Tag Archives: fear

Security or Significance? Choose.

Here’s an article which will probably both ring true with you, and disturb you at the same time.

The essential point is, an awful lot of people, in an awful lot of walks of life, seem to find themselves doing work that is peripheral, or completely disconnected, from what they value, and from what they thought their employer was all about.

And it leaves them feeling worthless, unvalued, unhappy, even ashamed.

They do it because it keeps them alive, and it provides enough income.

The world of traditional aerospace, being by its very nature traditional, conservative, and bottom-line-oriented, is no exception.

It is therefore worthwhile asking oneself the following question then, no matter what stage in your life and career you find yourself:

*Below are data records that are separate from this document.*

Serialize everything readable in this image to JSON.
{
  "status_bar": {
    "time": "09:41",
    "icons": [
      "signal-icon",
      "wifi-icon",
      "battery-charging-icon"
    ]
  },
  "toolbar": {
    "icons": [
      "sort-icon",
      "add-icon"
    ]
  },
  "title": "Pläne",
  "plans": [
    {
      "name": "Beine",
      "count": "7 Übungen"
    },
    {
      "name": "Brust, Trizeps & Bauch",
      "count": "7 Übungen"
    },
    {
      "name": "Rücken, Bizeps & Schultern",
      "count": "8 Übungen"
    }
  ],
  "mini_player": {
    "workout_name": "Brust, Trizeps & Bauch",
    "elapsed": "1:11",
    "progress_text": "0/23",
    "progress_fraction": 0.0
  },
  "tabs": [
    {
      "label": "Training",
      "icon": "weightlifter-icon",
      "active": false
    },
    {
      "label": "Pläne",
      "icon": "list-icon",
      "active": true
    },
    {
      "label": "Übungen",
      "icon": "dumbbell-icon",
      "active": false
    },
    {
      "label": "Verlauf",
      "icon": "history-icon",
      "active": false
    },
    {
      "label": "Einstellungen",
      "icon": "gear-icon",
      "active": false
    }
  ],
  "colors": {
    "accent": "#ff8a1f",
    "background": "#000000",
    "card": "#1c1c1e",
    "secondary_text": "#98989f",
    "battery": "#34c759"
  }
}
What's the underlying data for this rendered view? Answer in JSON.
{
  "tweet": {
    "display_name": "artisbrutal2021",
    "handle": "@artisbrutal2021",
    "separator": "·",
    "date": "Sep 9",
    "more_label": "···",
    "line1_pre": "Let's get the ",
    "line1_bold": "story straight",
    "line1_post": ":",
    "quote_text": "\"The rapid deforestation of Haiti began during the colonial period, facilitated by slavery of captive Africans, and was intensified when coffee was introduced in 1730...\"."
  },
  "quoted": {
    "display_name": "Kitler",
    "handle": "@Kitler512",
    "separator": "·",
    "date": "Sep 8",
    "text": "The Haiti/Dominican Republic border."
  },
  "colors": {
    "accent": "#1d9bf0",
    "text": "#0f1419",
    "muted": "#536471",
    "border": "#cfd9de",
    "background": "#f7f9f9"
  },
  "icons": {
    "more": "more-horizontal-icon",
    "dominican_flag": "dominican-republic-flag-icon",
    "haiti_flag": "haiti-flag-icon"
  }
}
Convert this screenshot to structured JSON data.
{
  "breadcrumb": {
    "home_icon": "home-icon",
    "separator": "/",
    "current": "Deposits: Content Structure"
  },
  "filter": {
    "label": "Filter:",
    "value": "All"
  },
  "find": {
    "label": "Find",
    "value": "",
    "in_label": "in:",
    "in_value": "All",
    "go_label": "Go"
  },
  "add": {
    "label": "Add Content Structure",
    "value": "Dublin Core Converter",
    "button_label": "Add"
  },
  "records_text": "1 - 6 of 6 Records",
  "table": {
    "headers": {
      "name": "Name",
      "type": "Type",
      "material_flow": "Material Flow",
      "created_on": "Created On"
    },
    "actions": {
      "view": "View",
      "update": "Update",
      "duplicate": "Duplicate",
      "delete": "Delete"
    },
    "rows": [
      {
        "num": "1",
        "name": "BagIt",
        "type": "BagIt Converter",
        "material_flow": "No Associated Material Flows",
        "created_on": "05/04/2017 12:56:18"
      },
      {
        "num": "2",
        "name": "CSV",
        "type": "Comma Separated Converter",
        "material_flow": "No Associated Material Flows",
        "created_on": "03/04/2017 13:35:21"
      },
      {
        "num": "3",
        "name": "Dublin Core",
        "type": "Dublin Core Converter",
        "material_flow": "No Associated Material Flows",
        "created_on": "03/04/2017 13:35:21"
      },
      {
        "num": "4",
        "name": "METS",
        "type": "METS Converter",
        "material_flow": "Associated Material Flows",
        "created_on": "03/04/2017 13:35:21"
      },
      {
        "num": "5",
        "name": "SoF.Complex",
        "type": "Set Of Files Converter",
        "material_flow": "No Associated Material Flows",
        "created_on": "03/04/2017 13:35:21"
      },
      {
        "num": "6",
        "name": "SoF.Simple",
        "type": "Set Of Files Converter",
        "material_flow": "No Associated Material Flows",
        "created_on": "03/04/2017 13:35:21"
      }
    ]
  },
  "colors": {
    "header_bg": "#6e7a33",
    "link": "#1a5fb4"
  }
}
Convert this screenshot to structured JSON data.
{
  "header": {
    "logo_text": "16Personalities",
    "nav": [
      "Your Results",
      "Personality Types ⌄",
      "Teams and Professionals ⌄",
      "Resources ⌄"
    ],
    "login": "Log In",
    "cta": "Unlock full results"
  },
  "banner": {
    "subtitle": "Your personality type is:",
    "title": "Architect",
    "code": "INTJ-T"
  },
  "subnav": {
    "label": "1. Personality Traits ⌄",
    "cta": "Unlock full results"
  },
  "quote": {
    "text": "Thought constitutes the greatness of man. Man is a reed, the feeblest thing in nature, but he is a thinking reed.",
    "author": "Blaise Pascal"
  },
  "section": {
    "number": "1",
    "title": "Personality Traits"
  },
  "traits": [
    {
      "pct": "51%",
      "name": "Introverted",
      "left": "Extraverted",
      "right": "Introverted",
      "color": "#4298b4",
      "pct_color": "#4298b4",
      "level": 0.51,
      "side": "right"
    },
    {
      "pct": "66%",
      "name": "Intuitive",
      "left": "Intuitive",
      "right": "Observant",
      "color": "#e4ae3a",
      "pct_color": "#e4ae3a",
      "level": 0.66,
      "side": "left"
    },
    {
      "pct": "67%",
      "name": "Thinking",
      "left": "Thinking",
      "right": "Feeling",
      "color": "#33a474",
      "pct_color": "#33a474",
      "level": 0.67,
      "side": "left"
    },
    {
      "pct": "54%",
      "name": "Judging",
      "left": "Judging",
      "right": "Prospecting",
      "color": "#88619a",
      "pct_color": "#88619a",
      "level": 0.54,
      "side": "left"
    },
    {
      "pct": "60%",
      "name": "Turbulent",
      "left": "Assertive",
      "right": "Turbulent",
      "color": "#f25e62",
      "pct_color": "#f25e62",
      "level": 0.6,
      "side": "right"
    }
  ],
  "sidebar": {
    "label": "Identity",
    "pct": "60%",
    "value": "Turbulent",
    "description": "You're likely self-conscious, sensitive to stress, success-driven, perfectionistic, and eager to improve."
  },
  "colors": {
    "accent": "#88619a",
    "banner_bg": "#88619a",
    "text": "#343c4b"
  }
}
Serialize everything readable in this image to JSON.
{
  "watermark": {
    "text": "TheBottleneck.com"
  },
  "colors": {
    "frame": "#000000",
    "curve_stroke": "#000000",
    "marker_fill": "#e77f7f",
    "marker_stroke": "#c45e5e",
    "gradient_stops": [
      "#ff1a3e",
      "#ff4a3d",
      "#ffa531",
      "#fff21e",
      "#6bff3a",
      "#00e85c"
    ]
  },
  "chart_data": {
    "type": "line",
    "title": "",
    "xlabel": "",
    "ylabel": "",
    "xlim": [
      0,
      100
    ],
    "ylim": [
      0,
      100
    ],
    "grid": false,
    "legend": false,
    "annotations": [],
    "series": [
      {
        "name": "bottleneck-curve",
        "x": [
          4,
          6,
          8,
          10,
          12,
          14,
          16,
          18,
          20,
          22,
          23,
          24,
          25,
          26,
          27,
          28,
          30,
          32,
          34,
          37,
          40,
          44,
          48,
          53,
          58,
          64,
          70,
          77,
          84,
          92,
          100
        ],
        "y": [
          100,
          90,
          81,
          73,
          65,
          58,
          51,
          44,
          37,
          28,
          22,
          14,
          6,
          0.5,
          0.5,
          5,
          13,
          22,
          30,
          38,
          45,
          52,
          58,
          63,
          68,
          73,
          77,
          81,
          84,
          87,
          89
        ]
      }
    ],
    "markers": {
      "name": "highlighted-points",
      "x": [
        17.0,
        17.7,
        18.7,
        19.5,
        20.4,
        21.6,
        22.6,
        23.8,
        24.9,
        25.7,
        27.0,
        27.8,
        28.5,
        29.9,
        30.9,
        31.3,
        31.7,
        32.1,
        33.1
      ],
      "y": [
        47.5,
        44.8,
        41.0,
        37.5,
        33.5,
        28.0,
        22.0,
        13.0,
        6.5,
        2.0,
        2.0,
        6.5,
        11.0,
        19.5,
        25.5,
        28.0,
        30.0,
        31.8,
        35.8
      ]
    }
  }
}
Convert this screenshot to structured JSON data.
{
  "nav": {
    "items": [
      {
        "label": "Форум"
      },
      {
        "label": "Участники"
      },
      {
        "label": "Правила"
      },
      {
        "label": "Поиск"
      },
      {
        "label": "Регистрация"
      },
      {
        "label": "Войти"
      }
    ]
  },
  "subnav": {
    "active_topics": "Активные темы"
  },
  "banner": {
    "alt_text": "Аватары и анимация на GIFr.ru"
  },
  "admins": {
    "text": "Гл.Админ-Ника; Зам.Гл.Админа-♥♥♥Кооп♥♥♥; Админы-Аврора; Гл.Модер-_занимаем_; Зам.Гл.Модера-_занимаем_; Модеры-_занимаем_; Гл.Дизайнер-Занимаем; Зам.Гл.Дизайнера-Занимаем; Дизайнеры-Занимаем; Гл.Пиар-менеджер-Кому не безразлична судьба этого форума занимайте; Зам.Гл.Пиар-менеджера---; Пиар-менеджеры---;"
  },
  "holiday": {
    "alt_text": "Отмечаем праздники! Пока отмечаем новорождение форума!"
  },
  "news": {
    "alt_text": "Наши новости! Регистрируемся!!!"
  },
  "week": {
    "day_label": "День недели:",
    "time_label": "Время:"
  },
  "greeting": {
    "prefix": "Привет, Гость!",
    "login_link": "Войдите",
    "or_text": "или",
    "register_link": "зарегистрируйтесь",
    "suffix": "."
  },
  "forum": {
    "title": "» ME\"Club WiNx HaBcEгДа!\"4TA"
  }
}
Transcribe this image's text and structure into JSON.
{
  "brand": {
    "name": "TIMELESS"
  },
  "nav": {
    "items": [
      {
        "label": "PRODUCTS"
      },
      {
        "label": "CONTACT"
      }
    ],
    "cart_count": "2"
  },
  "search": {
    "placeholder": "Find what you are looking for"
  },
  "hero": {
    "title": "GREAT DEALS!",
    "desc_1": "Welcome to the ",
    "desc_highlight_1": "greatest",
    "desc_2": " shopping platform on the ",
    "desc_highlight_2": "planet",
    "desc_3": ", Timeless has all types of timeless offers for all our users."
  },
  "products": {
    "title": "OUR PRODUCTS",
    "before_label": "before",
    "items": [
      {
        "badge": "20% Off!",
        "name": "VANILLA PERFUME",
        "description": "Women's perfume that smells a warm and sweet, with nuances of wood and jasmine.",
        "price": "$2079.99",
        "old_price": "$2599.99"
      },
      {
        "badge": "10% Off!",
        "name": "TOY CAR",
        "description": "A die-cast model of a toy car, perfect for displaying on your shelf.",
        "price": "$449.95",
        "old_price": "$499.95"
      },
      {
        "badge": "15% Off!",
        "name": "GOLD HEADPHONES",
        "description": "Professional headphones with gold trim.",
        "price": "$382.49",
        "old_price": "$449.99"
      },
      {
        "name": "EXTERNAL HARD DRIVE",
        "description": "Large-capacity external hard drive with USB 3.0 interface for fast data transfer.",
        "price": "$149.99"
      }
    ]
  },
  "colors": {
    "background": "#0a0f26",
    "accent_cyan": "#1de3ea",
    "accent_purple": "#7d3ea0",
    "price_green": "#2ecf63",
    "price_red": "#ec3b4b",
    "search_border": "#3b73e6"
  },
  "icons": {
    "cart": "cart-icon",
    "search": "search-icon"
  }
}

Which matters more to me: Security? Or significance?

Because if security (of lifestyle, income, schedule, etc) matters more, you had better have some tolerance for doing work that you don’t value. For at least some of the time.

Conversely, if significance matters more to you, you will have to keep your wits about you, and be prepared to take bold action when required.

Because the inevitable trend is towards work that is dull, commoditized, and security-oriented.

The action you will need to take will include refusal to do work that doesn’t matter to you, or to the people you care about.

That’s risky, of course. Security goes out the window, at least for a while.

Though if you stick to your guns, in the long run, security might come back in the front door, and you get the best of both worlds.

Whatever the case, ask yourself the question. And choose.

What’s Your Antidote to the Fear of Loss?

Twice in the last three months, I’ve missed out on paying work, losing in the end┬ábecause I was too expensive.

Too what?

The client had a pay scale, or a spreadsheet somewhere that dictated how much they were prepared to pay for my time.

On or below that line, and I was in. One penny above, and I was out. Simple. Case closed.

The bottom line was the expense they would incur by hiring me.

I had been reduced to a cost.

They (and I) had failed to consider: How much profit or benefit would they make by hiring me? (It’s a skill I haven’t yet mastered, obviously.)

You will often hear someone moaning about the shortage of engineers, the lack of technical skills, young people don’t want to go into engineering anymore, it’s holding back the company’s growth, it’s holding back national growth, etc, etc.

Continue reading What’s Your Antidote to the Fear of Loss?